Given entries:
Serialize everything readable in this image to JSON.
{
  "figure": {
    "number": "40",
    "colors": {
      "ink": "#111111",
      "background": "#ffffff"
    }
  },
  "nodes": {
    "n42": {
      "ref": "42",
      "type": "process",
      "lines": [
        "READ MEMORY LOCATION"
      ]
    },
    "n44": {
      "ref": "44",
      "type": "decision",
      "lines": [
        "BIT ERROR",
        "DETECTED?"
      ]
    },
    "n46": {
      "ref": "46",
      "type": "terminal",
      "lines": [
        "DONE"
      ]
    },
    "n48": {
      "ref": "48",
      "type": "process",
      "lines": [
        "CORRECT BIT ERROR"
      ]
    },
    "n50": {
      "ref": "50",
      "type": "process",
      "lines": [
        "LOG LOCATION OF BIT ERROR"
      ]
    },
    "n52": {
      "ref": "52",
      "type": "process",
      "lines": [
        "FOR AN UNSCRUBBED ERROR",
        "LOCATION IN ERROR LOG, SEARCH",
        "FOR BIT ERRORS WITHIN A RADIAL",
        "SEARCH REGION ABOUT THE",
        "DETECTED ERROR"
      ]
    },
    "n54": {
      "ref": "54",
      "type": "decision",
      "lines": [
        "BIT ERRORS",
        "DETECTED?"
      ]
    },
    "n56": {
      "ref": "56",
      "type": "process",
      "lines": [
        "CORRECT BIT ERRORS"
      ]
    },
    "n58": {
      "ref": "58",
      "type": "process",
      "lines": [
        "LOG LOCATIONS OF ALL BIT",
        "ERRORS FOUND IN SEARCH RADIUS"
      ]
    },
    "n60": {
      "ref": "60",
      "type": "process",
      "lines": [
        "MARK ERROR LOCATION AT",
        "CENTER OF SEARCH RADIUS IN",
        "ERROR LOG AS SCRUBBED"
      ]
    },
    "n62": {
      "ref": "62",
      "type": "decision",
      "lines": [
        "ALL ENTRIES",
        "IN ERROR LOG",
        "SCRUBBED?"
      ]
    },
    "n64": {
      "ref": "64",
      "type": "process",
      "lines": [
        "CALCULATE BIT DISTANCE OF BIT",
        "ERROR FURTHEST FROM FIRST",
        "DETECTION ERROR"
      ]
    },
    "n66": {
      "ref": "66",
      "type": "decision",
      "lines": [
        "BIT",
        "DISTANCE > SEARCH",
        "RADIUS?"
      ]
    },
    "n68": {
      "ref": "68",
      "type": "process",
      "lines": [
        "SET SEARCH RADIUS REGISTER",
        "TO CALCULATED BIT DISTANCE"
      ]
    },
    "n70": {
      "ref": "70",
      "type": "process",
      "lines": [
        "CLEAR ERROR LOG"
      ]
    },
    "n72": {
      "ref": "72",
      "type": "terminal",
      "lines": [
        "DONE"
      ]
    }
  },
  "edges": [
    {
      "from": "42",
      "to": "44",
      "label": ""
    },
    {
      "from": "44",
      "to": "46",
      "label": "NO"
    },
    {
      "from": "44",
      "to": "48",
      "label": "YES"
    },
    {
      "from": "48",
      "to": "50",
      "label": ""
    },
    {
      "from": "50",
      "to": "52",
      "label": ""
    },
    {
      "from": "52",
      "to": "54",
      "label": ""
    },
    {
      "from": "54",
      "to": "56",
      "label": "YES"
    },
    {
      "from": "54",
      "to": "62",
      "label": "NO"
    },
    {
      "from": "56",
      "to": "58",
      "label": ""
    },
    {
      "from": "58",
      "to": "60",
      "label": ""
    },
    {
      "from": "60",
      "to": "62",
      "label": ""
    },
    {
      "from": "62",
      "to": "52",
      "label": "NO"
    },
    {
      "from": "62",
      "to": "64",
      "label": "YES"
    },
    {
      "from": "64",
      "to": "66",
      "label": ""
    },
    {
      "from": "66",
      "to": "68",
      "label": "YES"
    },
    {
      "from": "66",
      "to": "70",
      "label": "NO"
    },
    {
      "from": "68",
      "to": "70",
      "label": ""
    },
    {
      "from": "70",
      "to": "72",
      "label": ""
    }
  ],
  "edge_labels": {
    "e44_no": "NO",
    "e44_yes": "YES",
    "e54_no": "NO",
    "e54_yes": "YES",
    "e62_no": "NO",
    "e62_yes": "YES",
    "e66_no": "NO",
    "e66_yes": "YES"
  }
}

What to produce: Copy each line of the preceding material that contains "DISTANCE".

Result:
        "CALCULATE BIT DISTANCE OF BIT",
        "DISTANCE > SEARCH",
        "TO CALCULATED BIT DISTANCE"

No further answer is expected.